**Goal of the exercise:** Every line below should be copied out exactly.

**Entries shown:**
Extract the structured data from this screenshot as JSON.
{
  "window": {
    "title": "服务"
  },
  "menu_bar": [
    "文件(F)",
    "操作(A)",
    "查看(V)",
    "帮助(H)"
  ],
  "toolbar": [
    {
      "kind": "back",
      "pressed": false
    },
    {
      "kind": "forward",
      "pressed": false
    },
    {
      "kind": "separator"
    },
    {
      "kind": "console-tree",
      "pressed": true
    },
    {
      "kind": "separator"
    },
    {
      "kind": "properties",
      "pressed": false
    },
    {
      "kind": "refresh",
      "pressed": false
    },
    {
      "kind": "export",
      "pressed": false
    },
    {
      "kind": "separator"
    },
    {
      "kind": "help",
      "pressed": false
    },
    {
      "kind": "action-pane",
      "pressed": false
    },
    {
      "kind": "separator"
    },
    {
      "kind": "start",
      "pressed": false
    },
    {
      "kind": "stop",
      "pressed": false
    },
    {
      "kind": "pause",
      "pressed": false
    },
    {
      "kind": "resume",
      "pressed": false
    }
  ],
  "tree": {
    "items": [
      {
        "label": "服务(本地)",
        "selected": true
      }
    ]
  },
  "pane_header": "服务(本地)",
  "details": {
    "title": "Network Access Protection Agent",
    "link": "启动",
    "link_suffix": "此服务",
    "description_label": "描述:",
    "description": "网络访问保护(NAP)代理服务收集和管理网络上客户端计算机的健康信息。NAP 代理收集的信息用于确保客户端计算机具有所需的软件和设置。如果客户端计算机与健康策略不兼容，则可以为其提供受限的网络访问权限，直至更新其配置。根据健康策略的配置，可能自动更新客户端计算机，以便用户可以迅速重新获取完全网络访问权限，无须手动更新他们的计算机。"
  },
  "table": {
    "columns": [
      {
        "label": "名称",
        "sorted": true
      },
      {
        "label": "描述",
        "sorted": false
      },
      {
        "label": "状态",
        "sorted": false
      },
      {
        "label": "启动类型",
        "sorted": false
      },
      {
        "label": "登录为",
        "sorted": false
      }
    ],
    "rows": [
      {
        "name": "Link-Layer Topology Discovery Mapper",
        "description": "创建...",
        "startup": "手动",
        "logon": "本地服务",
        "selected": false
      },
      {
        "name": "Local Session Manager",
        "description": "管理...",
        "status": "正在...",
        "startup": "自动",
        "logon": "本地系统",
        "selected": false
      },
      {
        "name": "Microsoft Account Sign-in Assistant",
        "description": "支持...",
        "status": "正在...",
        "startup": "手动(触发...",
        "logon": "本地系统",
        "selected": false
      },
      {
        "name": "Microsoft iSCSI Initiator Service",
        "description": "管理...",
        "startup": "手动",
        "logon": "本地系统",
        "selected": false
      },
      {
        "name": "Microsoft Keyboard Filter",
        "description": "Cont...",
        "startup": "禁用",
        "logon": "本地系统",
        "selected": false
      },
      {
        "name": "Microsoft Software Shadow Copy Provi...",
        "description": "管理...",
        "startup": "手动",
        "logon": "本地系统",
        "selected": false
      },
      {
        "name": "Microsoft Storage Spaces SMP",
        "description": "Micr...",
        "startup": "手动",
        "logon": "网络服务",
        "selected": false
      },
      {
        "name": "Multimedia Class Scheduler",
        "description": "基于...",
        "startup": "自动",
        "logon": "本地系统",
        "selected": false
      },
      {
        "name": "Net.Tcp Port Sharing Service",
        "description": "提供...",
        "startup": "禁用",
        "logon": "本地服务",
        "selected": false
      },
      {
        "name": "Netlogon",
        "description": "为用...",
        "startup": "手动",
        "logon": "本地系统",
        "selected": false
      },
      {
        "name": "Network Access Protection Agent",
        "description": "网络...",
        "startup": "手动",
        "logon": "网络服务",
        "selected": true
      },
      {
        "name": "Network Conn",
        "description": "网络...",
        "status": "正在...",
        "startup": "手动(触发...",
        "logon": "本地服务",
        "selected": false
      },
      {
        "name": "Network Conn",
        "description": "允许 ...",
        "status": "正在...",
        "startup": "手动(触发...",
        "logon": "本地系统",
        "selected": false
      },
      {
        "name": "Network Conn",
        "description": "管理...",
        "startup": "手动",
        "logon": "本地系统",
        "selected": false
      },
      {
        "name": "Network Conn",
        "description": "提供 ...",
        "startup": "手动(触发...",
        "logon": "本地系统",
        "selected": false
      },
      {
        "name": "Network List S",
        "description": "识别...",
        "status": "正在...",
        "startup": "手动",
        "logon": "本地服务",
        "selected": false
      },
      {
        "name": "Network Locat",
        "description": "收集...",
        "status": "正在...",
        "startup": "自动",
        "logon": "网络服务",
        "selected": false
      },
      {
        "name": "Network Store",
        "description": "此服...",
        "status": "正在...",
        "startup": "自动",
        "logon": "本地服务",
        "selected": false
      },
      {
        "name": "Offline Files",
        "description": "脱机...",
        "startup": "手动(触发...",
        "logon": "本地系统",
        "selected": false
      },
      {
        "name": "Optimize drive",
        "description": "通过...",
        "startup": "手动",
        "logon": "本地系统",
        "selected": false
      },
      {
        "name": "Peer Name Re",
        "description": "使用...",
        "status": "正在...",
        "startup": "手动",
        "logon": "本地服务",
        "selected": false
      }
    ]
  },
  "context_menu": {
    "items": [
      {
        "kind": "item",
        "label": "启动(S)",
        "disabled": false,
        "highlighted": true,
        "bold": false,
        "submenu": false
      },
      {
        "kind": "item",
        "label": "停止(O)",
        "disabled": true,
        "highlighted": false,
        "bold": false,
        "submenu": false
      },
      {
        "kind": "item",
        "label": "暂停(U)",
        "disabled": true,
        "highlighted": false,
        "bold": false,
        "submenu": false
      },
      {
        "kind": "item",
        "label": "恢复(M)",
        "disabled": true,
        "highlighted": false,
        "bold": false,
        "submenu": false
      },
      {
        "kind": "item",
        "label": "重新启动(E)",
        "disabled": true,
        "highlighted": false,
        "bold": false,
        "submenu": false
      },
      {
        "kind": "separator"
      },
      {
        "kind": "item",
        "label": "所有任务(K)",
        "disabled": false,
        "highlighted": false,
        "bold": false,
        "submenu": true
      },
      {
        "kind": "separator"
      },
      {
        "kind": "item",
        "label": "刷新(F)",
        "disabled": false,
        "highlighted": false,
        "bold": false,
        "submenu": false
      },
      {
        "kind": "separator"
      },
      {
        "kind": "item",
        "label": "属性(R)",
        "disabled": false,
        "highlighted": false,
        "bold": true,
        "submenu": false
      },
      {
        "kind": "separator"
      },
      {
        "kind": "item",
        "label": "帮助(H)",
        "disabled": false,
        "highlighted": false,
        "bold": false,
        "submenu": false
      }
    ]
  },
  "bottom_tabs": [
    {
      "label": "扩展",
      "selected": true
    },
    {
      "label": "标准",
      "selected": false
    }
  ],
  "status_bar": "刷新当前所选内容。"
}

**Exercise answer:**
Extract the structured data from this screenshot as JSON.
{
  "window": {
    "title": "服务"
  },
  "menu_bar": [
    "文件(F)",
    "操作(A)",
    "查看(V)",
    "帮助(H)"
  ],
  "toolbar": [
    {
      "kind": "back",
      "pressed": false
    },
    {
      "kind": "forward",
      "pressed": false
    },
    {
      "kind": "separator"
    },
    {
      "kind": "console-tree",
      "pressed": true
    },
    {
      "kind": "separator"
    },
    {
      "kind": "properties",
      "pressed": false
    },
    {
      "kind": "refresh",
      "pressed": false
    },
    {
      "kind": "export",
      "pressed": false
    },
    {
      "kind": "separator"
    },
    {
      "kind": "help",
      "pressed": false
    },
    {
      "kind": "action-pane",
      "pressed": false
    },
    {
      "kind": "separator"
    },
    {
      "kind": "start",
      "pressed": false
    },
    {
      "kind": "stop",
      "pressed": false
    },
    {
      "kind": "pause",
      "pressed": false
    },
    {
      "kind": "resume",
      "pressed": false
    }
  ],
  "tree": {
    "items": [
      {
        "label": "服务(本地)",
        "selected": true
      }
    ]
  },
  "pane_header": "服务(本地)",
  "details": {
    "title": "Network Access Protection Agent",
    "link": "启动",
    "link_suffix": "此服务",
    "description_label": "描述:",
    "description": "网络访问保护(NAP)代理服务收集和管理网络上客户端计算机的健康信息。NAP 代理收集的信息用于确保客户端计算机具有所需的软件和设置。如果客户端计算机与健康策略不兼容，则可以为其提供受限的网络访问权限，直至更新其配置。根据健康策略的配置，可能自动更新客户端计算机，以便用户可以迅速重新获取完全网络访问权限，无须手动更新他们的计算机。"
  },
  "table": {
    "columns": [
      {
        "label": "名称",
        "sorted": true
      },
      {
        "label": "描述",
        "sorted": false
      },
      {
        "label": "状态",
        "sorted": false
      },
      {
        "label": "启动类型",
        "sorted": false
      },
      {
        "label": "登录为",
        "sorted": false
      }
    ],
    "rows": [
      {
        "name": "Link-Layer Topology Discovery Mapper",
        "description": "创建...",
        "startup": "手动",
        "logon": "本地服务",
        "selected": false
      },
      {
        "name": "Local Session Manager",
        "description": "管理...",
        "status": "正在...",
        "startup": "自动",
        "logon": "本地系统",
        "selected": false
      },
      {
        "name": "Microsoft Account Sign-in Assistant",
        "description": "支持...",
        "status": "正在...",
        "startup": "手动(触发...",
        "logon": "本地系统",
        "selected": false
      },
      {
        "name": "Microsoft iSCSI Initiator Service",
        "description": "管理...",
        "startup": "手动",
        "logon": "本地系统",
        "selected": false
      },
      {
        "name": "Microsoft Keyboard Filter",
        "description": "Cont...",
        "startup": "禁用",
        "logon": "本地系统",
        "selected": false
      },
      {
        "name": "Microsoft Software Shadow Copy Provi...",
        "description": "管理...",
        "startup": "手动",
        "logon": "本地系统",
        "selected": false
      },
      {
        "name": "Microsoft Storage Spaces SMP",
        "description": "Micr...",
        "startup": "手动",
        "logon": "网络服务",
        "selected": false
      },
      {
        "name": "Multimedia Class Scheduler",
        "description": "基于...",
        "startup": "自动",
        "logon": "本地系统",
        "selected": false
      },
      {
        "name": "Net.Tcp Port Sharing Service",
        "description": "提供...",
        "startup": "禁用",
        "logon": "本地服务",
        "selected": false
      },
      {
        "name": "Netlogon",
        "description": "为用...",
        "startup": "手动",
        "logon": "本地系统",
        "selected": false
      },
      {
        "name": "Network Access Protection Agent",
        "description": "网络...",
        "startup": "手动",
        "logon": "网络服务",
        "selected": true
      },
      {
        "name": "Network Conn",
        "description": "网络...",
        "status": "正在...",
        "startup": "手动(触发...",
        "logon": "本地服务",
        "selected": false
      },
      {
        "name": "Network Conn",
        "description": "允许 ...",
        "status": "正在...",
        "startup": "手动(触发...",
        "logon": "本地系统",
        "selected": false
      },
      {
        "name": "Network Conn",
        "description": "管理...",
        "startup": "手动",
        "logon": "本地系统",
        "selected": false
      },
      {
        "name": "Network Conn",
        "description": "提供 ...",
        "startup": "手动(触发...",
        "logon": "本地系统",
        "selected": false
      },
      {
        "name": "Network List S",
        "description": "识别...",
        "status": "正在...",
        "startup": "手动",
        "logon": "本地服务",
        "selected": false
      },
      {
        "name": "Network Locat",
        "description": "收集...",
        "status": "正在...",
        "startup": "自动",
        "logon": "网络服务",
        "selected": false
      },
      {
        "name": "Network Store",
        "description": "此服...",
        "status": "正在...",
        "startup": "自动",
        "logon": "本地服务",
        "selected": false
      },
      {
        "name": "Offline Files",
        "description": "脱机...",
        "startup": "手动(触发...",
        "logon": "本地系统",
        "selected": false
      },
      {
        "name": "Optimize drive",
        "description": "通过...",
        "startup": "手动",
        "logon": "本地系统",
        "selected": false
      },
      {
        "name": "Peer Name Re",
        "description": "使用...",
        "status": "正在...",
        "startup": "手动",
        "logon": "本地服务",
        "selected": false
      }
    ]
  },
  "context_menu": {
    "items": [
      {
        "kind": "item",
        "label": "启动(S)",
        "disabled": false,
        "highlighted": true,
        "bold": false,
        "submenu": false
      },
      {
        "kind": "item",
        "label": "停止(O)",
        "disabled": true,
        "highlighted": false,
        "bold": false,
        "submenu": false
      },
      {
        "kind": "item",
        "label": "暂停(U)",
        "disabled": true,
        "highlighted": false,
        "bold": false,
        "submenu": false
      },
      {
        "kind": "item",
        "label": "恢复(M)",
        "disabled": true,
        "highlighted": false,
        "bold": false,
        "submenu": false
      },
      {
        "kind": "item",
        "label": "重新启动(E)",
        "disabled": true,
        "highlighted": false,
        "bold": false,
        "submenu": false
      },
      {
        "kind": "separator"
      },
      {
        "kind": "item",
        "label": "所有任务(K)",
        "disabled": false,
        "highlighted": false,
        "bold": false,
        "submenu": true
      },
      {
        "kind": "separator"
      },
      {
        "kind": "item",
        "label": "刷新(F)",
        "disabled": false,
        "highlighted": false,
        "bold": false,
        "submenu": false
      },
      {
        "kind": "separator"
      },
      {
        "kind": "item",
        "label": "属性(R)",
        "disabled": false,
        "highlighted": false,
        "bold": true,
        "submenu": false
      },
      {
        "kind": "separator"
      },
      {
        "kind": "item",
        "label": "帮助(H)",
        "disabled": false,
        "highlighted": false,
        "bold": false,
        "submenu": false
      }
    ]
  },
  "bottom_tabs": [
    {
      "label": "扩展",
      "selected": true
    },
    {
      "label": "标准",
      "selected": false
    }
  ],
  "status_bar": "刷新当前所选内容。"
}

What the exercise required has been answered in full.